 To help reduce noise and vibration, the interfacing sides of the cross beams with the locating pins may be fashioned to have a small gap between them. This gap is to allow for a layer of a resilient material 315 such as rubber to be attached as shown in FIG. 9.
 The omni-directional treadmill of the present invention can easily be mounted on a gimbal 416 or similar device and tilted in any direction using linear actuators 418 as shown in FIGS. 16, 17, and 18 to simulate hills and to allow for an advanced motion control device.
 Referring now generally to FIGS. 19, 20, and 21, an illustrative dynamic control interface includes a floating frame 604 waist high with sliding attachments to four vertical tubes 601. There is a single cable traveling to all four of the vertical tubes via pulleys 602. This cable system forces the floating frame to stay level relative to the omni-directional treadmill. The amount of vertical force exerted on the floating frame can be controlled by a piston or actuator 606 connected to one of the vertical tubes 601.
 Four bearing blocks 605 glide on the floating frame allowing a means of holding a hoop via four rods 603 or other mechanism such as four scissor connections 616 as shown in FIGS. 24A and 24B. Two independent cable systems consisting of pulleys 607 and cables 613 connect one side of the hoop to the opposite side. The cables of one system translate during X directional movement and one system's cables translate during Y directional movement. These systems allows for the hoop to move in the Y direction with no X cable translation and in the X direction with no Y cable translation. The cable for each system runs through its own control unit, 614 for X and 615 for Y as shown in FIGS. 26A through 26D. The part of the cables that actually run through the control unit may be replaced by a roller chain or other means of mechanically interacting with the control unit. These units may contain an adjustable dampening device which gives the user a sense of inertia.

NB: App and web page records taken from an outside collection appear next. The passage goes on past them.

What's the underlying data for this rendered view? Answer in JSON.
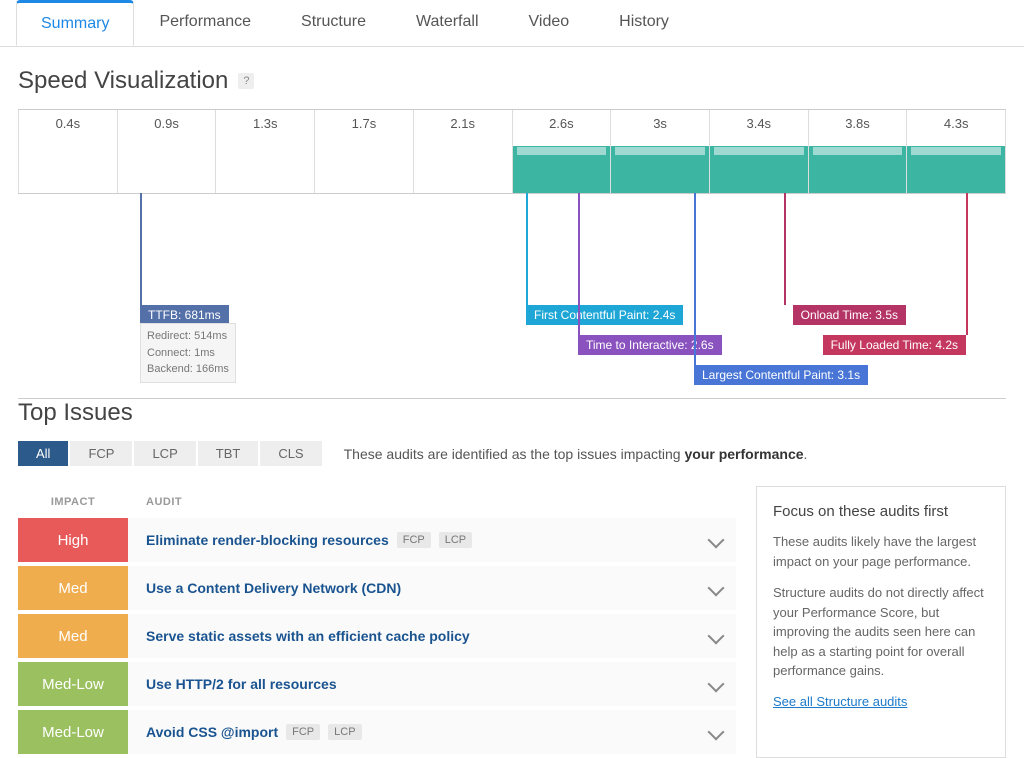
{
  "tabs": [
    "Summary",
    "Performance",
    "Structure",
    "Waterfall",
    "Video",
    "History"
  ],
  "activeTab": 0,
  "speedViz": {
    "title": "Speed Visualization",
    "times": [
      "0.4s",
      "0.9s",
      "1.3s",
      "1.7s",
      "2.1s",
      "2.6s",
      "3s",
      "3.4s",
      "3.8s",
      "4.3s"
    ],
    "loadedFrom": 5,
    "markers": {
      "ttfb": {
        "label": "TTFB: 681ms",
        "details": [
          "Redirect: 514ms",
          "Connect: 1ms",
          "Backend: 166ms"
        ]
      },
      "fcp": {
        "label": "First Contentful Paint: 2.4s"
      },
      "tti": {
        "label": "Time to Interactive: 2.6s"
      },
      "lcp": {
        "label": "Largest Contentful Paint: 3.1s"
      },
      "onload": {
        "label": "Onload Time: 3.5s"
      },
      "flt": {
        "label": "Fully Loaded Time: 4.2s"
      }
    }
  },
  "topIssues": {
    "title": "Top Issues",
    "filters": [
      "All",
      "FCP",
      "LCP",
      "TBT",
      "CLS"
    ],
    "activeFilter": 0,
    "desc_pre": "These audits are identified as the top issues impacting ",
    "desc_bold": "your performance",
    "desc_post": ".",
    "headers": {
      "impact": "IMPACT",
      "audit": "AUDIT"
    },
    "rows": [
      {
        "impact": "High",
        "impactClass": "impact-high",
        "title": "Eliminate render-blocking resources",
        "tags": [
          "FCP",
          "LCP"
        ]
      },
      {
        "impact": "Med",
        "impactClass": "impact-med",
        "title": "Use a Content Delivery Network (CDN)",
        "tags": []
      },
      {
        "impact": "Med",
        "impactClass": "impact-med",
        "title": "Serve static assets with an efficient cache policy",
        "tags": []
      },
      {
        "impact": "Med-Low",
        "impactClass": "impact-medlow",
        "title": "Use HTTP/2 for all resources",
        "tags": []
      },
      {
        "impact": "Med-Low",
        "impactClass": "impact-medlow",
        "title": "Avoid CSS @import",
        "tags": [
          "FCP",
          "LCP"
        ]
      }
    ]
  },
  "sidePanel": {
    "title": "Focus on these audits first",
    "p1": "These audits likely have the largest impact on your page performance.",
    "p2": "Structure audits do not directly affect your Performance Score, but improving the audits seen here can help as a starting point for overall performance gains.",
    "link": "See all Structure audits"
  }
}
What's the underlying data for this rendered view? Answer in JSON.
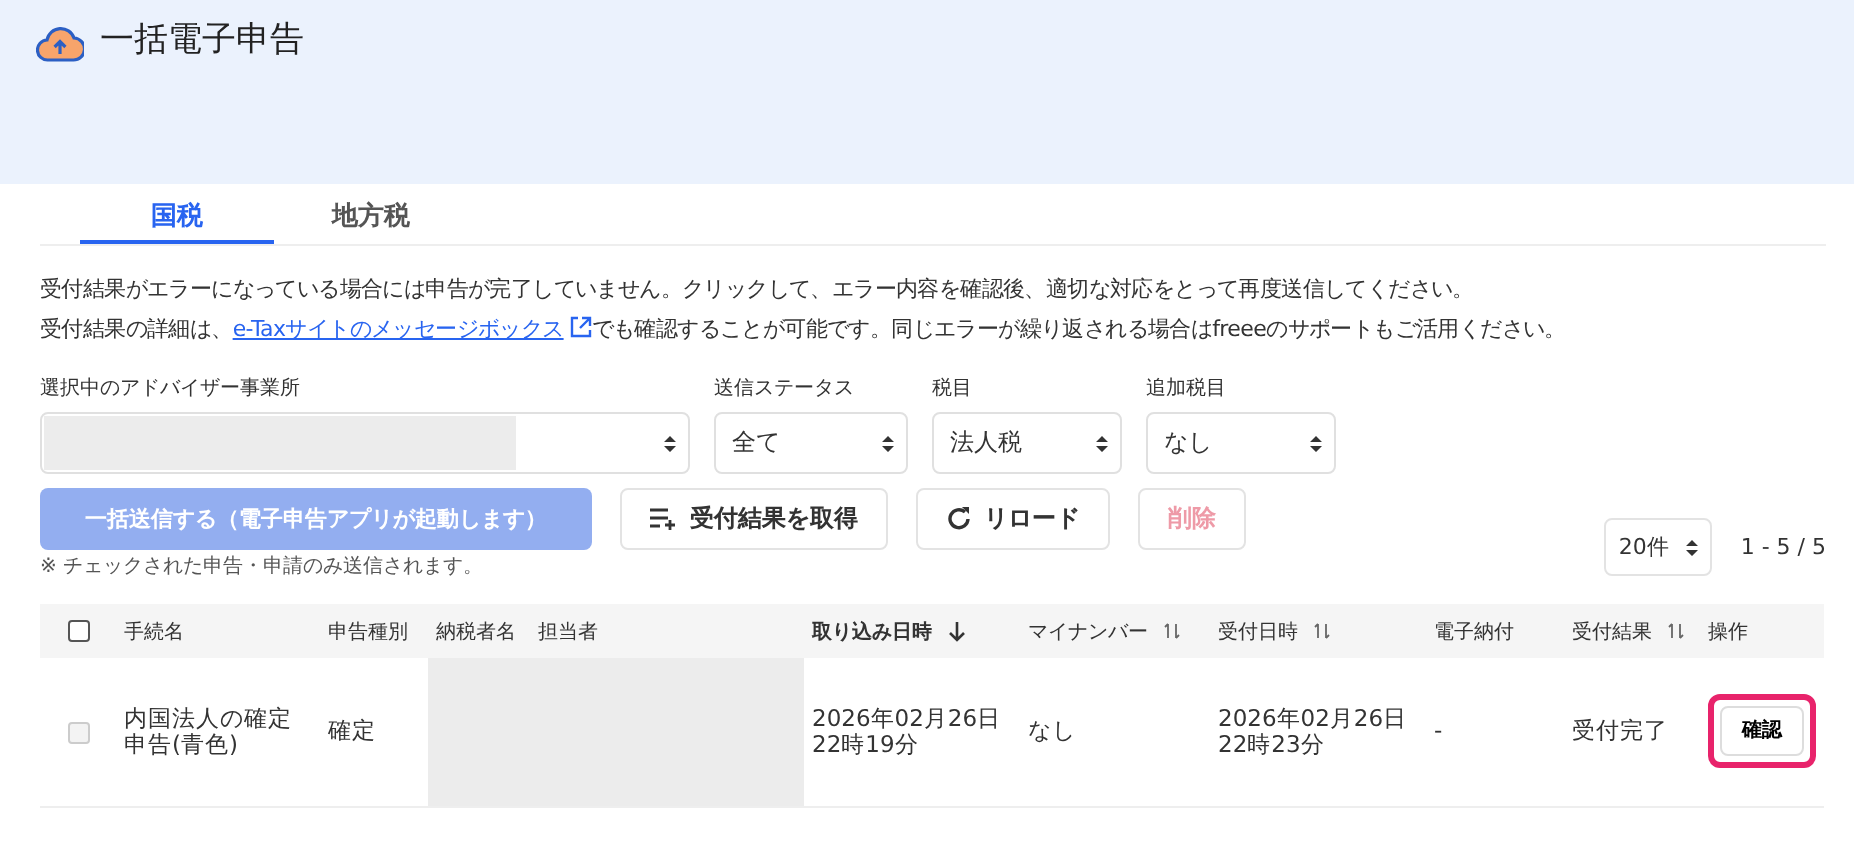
{
  "header": {
    "title": "一括電子申告"
  },
  "tabs": [
    {
      "label": "国税",
      "selected": true
    },
    {
      "label": "地方税",
      "selected": false
    }
  ],
  "notice": {
    "line_1": "受付結果がエラーになっている場合には申告が完了していません。クリックして、エラー内容を確認後、適切な対応をとって再度送信してください。",
    "line_2_before": "受付結果の詳細は、",
    "link": "e-Taxサイトのメッセージボックス",
    "line_2_after": "でも確認することが可能です。同じエラーが繰り返される場合はfreeeのサポートもご活用ください。"
  },
  "filters": [
    {
      "kind": "redacted",
      "label": "選択中のアドバイザー事業所"
    },
    {
      "kind": "select",
      "label": "送信ステータス",
      "value": "全て"
    },
    {
      "kind": "select",
      "label": "税目",
      "value": "法人税"
    },
    {
      "kind": "select",
      "label": "追加税目",
      "value": "なし"
    }
  ],
  "actions": [
    {
      "kind": "primary",
      "label": "一括送信する（電子申告アプリが起動します）",
      "disabled": true
    },
    {
      "kind": "fetch",
      "label": "受付結果を取得",
      "disabled": false
    },
    {
      "kind": "reload",
      "label": "リロード",
      "disabled": false
    },
    {
      "kind": "danger",
      "label": "削除",
      "disabled": true
    }
  ],
  "send_note": "※ チェックされた申告・申請のみ送信されます。",
  "pagination": {
    "per_page": "20件",
    "range": "1 - 5 / 5"
  },
  "table": {
    "select_all": {
      "checked": false
    },
    "columns": [
      {
        "kind": "plain",
        "label": "手続名"
      },
      {
        "kind": "plain",
        "label": "申告種別"
      },
      {
        "kind": "plain",
        "label": "納税者名"
      },
      {
        "kind": "plain",
        "label": "担当者"
      },
      {
        "kind": "sorted",
        "label": "取り込み日時"
      },
      {
        "kind": "sortable",
        "label": "マイナンバー"
      },
      {
        "kind": "sortable",
        "label": "受付日時"
      },
      {
        "kind": "plain",
        "label": "電子納付"
      },
      {
        "kind": "sortable",
        "label": "受付結果"
      },
      {
        "kind": "plain",
        "label": "操作"
      }
    ],
    "rows": [
      {
        "checked": false,
        "disabled": true,
        "cells": [
          {
            "kind": "text",
            "text": "内国法人の確定申告(青色)"
          },
          {
            "kind": "text",
            "text": "確定"
          },
          {
            "kind": "redacted",
            "colspan": 2
          },
          {
            "kind": "text",
            "text": "2026年02月26日 22時19分"
          },
          {
            "kind": "text",
            "text": "なし"
          },
          {
            "kind": "text",
            "text": "2026年02月26日 22時23分"
          },
          {
            "kind": "text",
            "text": "-"
          },
          {
            "kind": "text",
            "text": "受付完了"
          }
        ],
        "action": {
          "label": "確認",
          "highlighted": true
        }
      }
    ]
  }
}
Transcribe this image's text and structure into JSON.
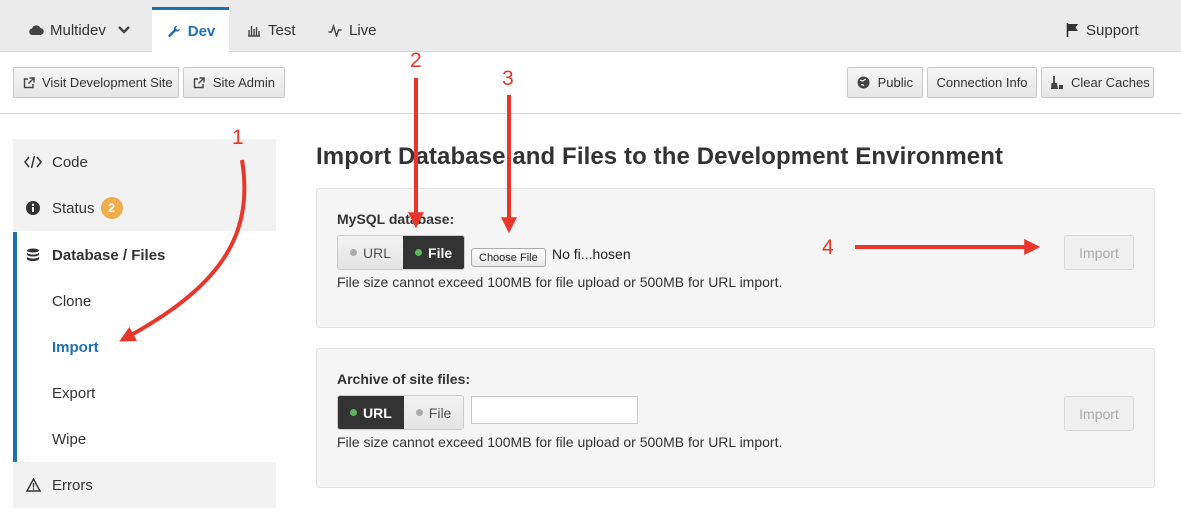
{
  "tabs": {
    "multidev": "Multidev",
    "dev": "Dev",
    "test": "Test",
    "live": "Live",
    "support": "Support"
  },
  "toolbar": {
    "visit_site": "Visit Development Site",
    "site_admin": "Site Admin",
    "public": "Public",
    "connection_info": "Connection Info",
    "clear_caches": "Clear Caches"
  },
  "sidebar": {
    "code": "Code",
    "status": "Status",
    "status_badge": "2",
    "database_files": "Database / Files",
    "clone": "Clone",
    "import": "Import",
    "export": "Export",
    "wipe": "Wipe",
    "errors": "Errors"
  },
  "main": {
    "title": "Import Database and Files to the Development Environment",
    "mysql": {
      "label": "MySQL database:",
      "url": "URL",
      "file": "File",
      "selected": "File",
      "choose_file": "Choose File",
      "file_status": "No fi...hosen",
      "help": "File size cannot exceed 100MB for file upload or 500MB for URL import.",
      "import": "Import"
    },
    "archive": {
      "label": "Archive of site files:",
      "url": "URL",
      "file": "File",
      "selected": "URL",
      "url_value": "",
      "help": "File size cannot exceed 100MB for file upload or 500MB for URL import.",
      "import": "Import"
    }
  },
  "annotations": [
    "1",
    "2",
    "3",
    "4"
  ],
  "colors": {
    "accent": "#1f6fb2",
    "annotation": "#e8362a",
    "badge": "#f0ad4e",
    "active_dot": "#5cb85c"
  }
}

They also easily could provide additional interfaces between the user and the speed control system of the omni-directional treadmill.
 The user wears a harness 618 which incorporates two side pivot points 611 at the hip locations. These pins attach the harness to the pivot harness assembly 617. The pivot harness attaches to two hoop roller attach points through front and back swiveling connections 612. This assembly allows the user to pivot both front and back and sideways. FIG. 26A is a top view of the user in the neutral position on the treadmill. She is either not moving or in a steady state of movement. FIG. 26B is also a top view and shows the user in a movement in the X direction with a translation in that direction. FIG. 26C is a top view showing the user moving in the Y direction with a translation in that direction. The assembly is also capable of twisting inside the hoop via hoop rollers 610 and cable 609 thus allowing the user to turn as shown in FIG. 26D.
 Due to the nature of the dynamic control interface, when the user is connected in, she can be made to feel any weight sensation desirable by applying the appropriate force through the vertical actuator 606. This actuator could be a pneumatic or hydraulic piston connected to a plenum pressurized by a gas. By controlling the gas pressure, someone on the Earth could feel like they were on the Moon or someone on the Moon or in space could feel as if they weighed as much as they desired.
 To connect to the dynamic control interface, the user first needs to be wearing the harness 616 then, with the swivel harness fixture lowered, simply step into it, pull it up and snap in to the side pivot points 611.
 While embodiments and applications of this invention have been shown and described, it would be apparent to those skilled in the art that many more modifications than mentioned above are possible without departing from the inventive concepts herein. The invention, therefore, is not to be restricted except in the spirit of the appended claims.
Patent applications by George Burger, Rocklin, CA US
Patent applications in class Treadmill for foot travel
Patent applications in all subclasses Treadmill for foot travel